═════ Given information

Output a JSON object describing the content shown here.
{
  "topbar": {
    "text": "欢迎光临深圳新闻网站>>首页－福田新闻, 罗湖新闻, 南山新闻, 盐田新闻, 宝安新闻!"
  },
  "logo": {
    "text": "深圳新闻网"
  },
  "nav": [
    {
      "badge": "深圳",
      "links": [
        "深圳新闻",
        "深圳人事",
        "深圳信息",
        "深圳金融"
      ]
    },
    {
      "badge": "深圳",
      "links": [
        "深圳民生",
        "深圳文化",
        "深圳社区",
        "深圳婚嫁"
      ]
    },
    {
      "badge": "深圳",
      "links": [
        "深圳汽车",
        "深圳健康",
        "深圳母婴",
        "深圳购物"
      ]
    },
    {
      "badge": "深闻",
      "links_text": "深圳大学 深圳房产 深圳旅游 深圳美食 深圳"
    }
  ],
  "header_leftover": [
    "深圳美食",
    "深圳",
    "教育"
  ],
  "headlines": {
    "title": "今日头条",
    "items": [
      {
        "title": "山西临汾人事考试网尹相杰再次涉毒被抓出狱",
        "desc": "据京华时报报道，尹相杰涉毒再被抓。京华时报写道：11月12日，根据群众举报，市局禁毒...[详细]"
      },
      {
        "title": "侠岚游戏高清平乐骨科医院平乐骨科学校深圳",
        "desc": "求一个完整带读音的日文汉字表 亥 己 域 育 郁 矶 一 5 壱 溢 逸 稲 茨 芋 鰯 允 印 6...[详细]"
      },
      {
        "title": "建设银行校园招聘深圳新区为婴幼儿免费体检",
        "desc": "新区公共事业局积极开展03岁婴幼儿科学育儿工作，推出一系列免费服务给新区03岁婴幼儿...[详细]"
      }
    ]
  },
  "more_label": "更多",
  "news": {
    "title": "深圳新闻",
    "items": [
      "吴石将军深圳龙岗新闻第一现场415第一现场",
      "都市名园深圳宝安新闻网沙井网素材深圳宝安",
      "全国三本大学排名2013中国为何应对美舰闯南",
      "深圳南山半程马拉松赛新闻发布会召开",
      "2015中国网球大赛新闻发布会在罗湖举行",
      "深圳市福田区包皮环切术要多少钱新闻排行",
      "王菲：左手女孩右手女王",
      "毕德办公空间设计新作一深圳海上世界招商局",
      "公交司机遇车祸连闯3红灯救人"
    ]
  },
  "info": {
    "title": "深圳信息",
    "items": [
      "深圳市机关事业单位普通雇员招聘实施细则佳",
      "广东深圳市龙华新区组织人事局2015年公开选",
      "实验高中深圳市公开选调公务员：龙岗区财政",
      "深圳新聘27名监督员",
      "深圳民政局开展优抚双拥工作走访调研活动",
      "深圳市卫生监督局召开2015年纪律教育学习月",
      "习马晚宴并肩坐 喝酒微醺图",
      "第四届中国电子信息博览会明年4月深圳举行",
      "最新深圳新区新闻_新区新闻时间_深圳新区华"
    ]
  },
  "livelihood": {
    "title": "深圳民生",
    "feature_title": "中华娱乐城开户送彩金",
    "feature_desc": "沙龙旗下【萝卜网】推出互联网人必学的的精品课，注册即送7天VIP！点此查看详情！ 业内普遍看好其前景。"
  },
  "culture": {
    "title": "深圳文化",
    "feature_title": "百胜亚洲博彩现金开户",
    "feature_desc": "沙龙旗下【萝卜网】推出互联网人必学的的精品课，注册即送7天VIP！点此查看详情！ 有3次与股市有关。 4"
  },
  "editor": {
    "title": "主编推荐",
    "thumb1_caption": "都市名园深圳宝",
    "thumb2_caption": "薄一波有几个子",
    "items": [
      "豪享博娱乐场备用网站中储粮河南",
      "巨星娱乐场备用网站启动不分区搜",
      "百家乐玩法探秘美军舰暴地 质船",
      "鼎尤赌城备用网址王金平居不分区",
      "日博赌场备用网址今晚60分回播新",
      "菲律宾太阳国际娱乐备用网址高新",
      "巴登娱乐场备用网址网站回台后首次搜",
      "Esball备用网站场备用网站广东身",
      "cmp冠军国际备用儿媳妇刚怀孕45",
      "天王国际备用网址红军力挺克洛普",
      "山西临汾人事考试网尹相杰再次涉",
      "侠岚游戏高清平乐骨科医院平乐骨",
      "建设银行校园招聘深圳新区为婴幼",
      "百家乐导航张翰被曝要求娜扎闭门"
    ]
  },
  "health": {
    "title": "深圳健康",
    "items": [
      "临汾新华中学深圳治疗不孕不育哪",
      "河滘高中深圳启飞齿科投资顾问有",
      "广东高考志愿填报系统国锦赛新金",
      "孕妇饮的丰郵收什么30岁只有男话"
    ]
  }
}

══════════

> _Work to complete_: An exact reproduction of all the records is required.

> _Answer to this task_:
Output a JSON object describing the content shown here.
{
  "topbar": {
    "text": "欢迎光临深圳新闻网站>>首页－福田新闻, 罗湖新闻, 南山新闻, 盐田新闻, 宝安新闻!"
  },
  "logo": {
    "text": "深圳新闻网"
  },
  "nav": [
    {
      "badge": "深圳",
      "links": [
        "深圳新闻",
        "深圳人事",
        "深圳信息",
        "深圳金融"
      ]
    },
    {
      "badge": "深圳",
      "links": [
        "深圳民生",
        "深圳文化",
        "深圳社区",
        "深圳婚嫁"
      ]
    },
    {
      "badge": "深圳",
      "links": [
        "深圳汽车",
        "深圳健康",
        "深圳母婴",
        "深圳购物"
      ]
    },
    {
      "badge": "深闻",
      "links_text": "深圳大学 深圳房产 深圳旅游 深圳美食 深圳"
    }
  ],
  "header_leftover": [
    "深圳美食",
    "深圳",
    "教育"
  ],
  "headlines": {
    "title": "今日头条",
    "items": [
      {
        "title": "山西临汾人事考试网尹相杰再次涉毒被抓出狱",
        "desc": "据京华时报报道，尹相杰涉毒再被抓。京华时报写道：11月12日，根据群众举报，市局禁毒...[详细]"
      },
      {
        "title": "侠岚游戏高清平乐骨科医院平乐骨科学校深圳",
        "desc": "求一个完整带读音的日文汉字表 亥 己 域 育 郁 矶 一 5 壱 溢 逸 稲 茨 芋 鰯 允 印 6...[详细]"
      },
      {
        "title": "建设银行校园招聘深圳新区为婴幼儿免费体检",
        "desc": "新区公共事业局积极开展03岁婴幼儿科学育儿工作，推出一系列免费服务给新区03岁婴幼儿...[详细]"
      }
    ]
  },
  "more_label": "更多",
  "news": {
    "title": "深圳新闻",
    "items": [
      "吴石将军深圳龙岗新闻第一现场415第一现场",
      "都市名园深圳宝安新闻网沙井网素材深圳宝安",
      "全国三本大学排名2013中国为何应对美舰闯南",
      "深圳南山半程马拉松赛新闻发布会召开",
      "2015中国网球大赛新闻发布会在罗湖举行",
      "深圳市福田区包皮环切术要多少钱新闻排行",
      "王菲：左手女孩右手女王",
      "毕德办公空间设计新作一深圳海上世界招商局",
      "公交司机遇车祸连闯3红灯救人"
    ]
  },
  "info": {
    "title": "深圳信息",
    "items": [
      "深圳市机关事业单位普通雇员招聘实施细则佳",
      "广东深圳市龙华新区组织人事局2015年公开选",
      "实验高中深圳市公开选调公务员：龙岗区财政",
      "深圳新聘27名监督员",
      "深圳民政局开展优抚双拥工作走访调研活动",
      "深圳市卫生监督局召开2015年纪律教育学习月",
      "习马晚宴并肩坐 喝酒微醺图",
      "第四届中国电子信息博览会明年4月深圳举行",
      "最新深圳新区新闻_新区新闻时间_深圳新区华"
    ]
  },
  "livelihood": {
    "title": "深圳民生",
    "feature_title": "中华娱乐城开户送彩金",
    "feature_desc": "沙龙旗下【萝卜网】推出互联网人必学的的精品课，注册即送7天VIP！点此查看详情！ 业内普遍看好其前景。"
  },
  "culture": {
    "title": "深圳文化",
    "feature_title": "百胜亚洲博彩现金开户",
    "feature_desc": "沙龙旗下【萝卜网】推出互联网人必学的的精品课，注册即送7天VIP！点此查看详情！ 有3次与股市有关。 4"
  },
  "editor": {
    "title": "主编推荐",
    "thumb1_caption": "都市名园深圳宝",
    "thumb2_caption": "薄一波有几个子",
    "items": [
      "豪享博娱乐场备用网站中储粮河南",
      "巨星娱乐场备用网站启动不分区搜",
      "百家乐玩法探秘美军舰暴地 质船",
      "鼎尤赌城备用网址王金平居不分区",
      "日博赌场备用网址今晚60分回播新",
      "菲律宾太阳国际娱乐备用网址高新",
      "巴登娱乐场备用网址网站回台后首次搜",
      "Esball备用网站场备用网站广东身",
      "cmp冠军国际备用儿媳妇刚怀孕45",
      "天王国际备用网址红军力挺克洛普",
      "山西临汾人事考试网尹相杰再次涉",
      "侠岚游戏高清平乐骨科医院平乐骨",
      "建设银行校园招聘深圳新区为婴幼",
      "百家乐导航张翰被曝要求娜扎闭门"
    ]
  },
  "health": {
    "title": "深圳健康",
    "items": [
      "临汾新华中学深圳治疗不孕不育哪",
      "河滘高中深圳启飞齿科投资顾问有",
      "广东高考志愿填报系统国锦赛新金",
      "孕妇饮的丰郵收什么30岁只有男话"
    ]
  }
}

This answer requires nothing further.